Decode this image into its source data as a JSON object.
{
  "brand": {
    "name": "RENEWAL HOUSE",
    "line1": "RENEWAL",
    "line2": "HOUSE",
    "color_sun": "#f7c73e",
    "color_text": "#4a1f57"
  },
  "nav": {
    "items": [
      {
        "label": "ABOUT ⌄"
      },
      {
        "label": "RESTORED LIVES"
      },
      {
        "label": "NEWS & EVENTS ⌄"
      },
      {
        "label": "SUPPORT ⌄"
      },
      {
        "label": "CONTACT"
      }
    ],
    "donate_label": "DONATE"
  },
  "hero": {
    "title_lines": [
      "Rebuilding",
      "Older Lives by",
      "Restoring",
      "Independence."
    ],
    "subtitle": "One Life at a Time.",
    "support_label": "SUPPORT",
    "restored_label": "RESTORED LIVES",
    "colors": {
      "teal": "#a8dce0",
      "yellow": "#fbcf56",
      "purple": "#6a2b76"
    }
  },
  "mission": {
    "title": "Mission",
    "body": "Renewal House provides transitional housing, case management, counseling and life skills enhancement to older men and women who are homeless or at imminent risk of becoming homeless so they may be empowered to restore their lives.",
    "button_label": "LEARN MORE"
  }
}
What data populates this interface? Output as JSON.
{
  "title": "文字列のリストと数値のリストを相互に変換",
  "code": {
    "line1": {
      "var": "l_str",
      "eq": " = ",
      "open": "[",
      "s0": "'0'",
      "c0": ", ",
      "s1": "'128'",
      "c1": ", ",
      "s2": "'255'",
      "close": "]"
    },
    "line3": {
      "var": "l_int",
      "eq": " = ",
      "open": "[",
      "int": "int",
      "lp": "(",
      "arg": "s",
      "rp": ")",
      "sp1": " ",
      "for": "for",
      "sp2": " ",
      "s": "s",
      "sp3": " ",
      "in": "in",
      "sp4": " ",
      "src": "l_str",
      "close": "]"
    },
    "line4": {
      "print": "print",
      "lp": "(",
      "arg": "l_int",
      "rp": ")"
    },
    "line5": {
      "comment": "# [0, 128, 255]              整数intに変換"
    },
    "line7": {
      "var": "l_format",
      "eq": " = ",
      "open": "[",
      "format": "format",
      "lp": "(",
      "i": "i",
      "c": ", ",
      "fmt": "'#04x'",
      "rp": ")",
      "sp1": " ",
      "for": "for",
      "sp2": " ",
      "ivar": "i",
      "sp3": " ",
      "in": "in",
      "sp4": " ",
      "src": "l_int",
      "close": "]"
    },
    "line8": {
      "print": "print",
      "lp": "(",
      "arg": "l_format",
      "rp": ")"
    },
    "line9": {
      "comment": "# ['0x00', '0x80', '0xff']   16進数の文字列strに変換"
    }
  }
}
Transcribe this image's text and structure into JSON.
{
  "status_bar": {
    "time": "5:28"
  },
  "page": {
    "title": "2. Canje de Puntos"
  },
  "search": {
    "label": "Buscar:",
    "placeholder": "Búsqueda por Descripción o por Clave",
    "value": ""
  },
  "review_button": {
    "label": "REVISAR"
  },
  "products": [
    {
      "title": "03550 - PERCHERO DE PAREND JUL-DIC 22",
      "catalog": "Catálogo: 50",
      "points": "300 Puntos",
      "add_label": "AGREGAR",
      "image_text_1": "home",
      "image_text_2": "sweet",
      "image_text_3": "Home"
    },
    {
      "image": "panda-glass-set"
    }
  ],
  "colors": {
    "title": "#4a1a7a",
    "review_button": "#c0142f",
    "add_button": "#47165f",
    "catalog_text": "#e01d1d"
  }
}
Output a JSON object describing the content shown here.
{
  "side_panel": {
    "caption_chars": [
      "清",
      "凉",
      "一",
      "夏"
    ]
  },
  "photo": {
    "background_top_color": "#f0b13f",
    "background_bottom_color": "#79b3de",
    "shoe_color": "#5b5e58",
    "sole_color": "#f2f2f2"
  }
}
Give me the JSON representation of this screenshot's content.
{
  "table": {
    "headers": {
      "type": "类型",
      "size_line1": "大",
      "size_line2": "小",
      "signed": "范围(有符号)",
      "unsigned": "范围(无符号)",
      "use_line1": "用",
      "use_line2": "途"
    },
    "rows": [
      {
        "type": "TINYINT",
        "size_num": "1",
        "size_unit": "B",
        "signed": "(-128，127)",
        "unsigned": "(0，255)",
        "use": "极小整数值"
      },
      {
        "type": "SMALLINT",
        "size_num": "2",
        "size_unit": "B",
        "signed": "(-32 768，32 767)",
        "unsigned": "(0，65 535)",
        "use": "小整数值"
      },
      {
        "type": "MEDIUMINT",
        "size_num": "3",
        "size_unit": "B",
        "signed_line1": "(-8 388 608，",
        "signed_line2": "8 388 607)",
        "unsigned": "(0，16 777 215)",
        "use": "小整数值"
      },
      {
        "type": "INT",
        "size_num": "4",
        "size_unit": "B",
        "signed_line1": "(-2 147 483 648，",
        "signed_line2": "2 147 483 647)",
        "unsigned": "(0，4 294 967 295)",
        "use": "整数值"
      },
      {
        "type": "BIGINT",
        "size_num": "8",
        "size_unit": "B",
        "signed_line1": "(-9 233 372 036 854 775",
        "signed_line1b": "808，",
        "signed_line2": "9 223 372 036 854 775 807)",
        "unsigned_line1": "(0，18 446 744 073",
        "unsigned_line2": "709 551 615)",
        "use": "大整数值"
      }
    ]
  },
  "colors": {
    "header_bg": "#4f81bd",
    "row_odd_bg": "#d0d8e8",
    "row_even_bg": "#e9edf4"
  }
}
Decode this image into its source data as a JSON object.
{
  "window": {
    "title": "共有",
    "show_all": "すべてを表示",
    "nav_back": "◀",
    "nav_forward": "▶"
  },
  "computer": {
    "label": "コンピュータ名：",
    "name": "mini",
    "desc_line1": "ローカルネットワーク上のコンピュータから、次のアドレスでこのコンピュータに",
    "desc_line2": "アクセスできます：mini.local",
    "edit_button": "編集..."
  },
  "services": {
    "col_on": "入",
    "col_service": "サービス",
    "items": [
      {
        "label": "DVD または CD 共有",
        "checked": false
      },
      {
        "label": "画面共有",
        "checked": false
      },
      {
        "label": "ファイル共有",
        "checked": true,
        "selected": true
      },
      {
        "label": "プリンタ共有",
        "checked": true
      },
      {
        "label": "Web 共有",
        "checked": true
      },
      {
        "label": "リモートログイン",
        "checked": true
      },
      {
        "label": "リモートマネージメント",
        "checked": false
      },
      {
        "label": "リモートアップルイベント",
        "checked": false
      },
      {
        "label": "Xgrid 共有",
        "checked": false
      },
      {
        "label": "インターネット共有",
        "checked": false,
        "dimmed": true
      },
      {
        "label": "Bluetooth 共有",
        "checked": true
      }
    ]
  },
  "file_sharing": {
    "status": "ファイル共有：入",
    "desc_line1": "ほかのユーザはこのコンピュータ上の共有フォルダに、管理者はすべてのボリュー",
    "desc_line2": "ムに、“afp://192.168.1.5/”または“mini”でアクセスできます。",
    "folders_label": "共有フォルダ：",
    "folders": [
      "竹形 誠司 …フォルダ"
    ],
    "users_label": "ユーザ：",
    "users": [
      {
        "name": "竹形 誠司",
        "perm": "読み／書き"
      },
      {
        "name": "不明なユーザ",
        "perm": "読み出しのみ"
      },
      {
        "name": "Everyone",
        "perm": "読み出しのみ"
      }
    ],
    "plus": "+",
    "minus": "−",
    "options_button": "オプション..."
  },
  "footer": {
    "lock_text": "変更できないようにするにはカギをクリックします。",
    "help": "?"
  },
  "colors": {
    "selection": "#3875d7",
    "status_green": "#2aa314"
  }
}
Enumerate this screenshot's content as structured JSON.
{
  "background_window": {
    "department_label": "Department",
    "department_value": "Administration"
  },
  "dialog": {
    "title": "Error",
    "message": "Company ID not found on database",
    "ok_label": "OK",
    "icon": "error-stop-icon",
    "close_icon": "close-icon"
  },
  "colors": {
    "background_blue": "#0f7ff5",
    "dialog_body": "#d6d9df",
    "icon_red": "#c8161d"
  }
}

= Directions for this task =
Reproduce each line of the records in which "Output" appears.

= Your response =
What data populates this interface? Output as JSON.
Output a JSON object describing the content shown here.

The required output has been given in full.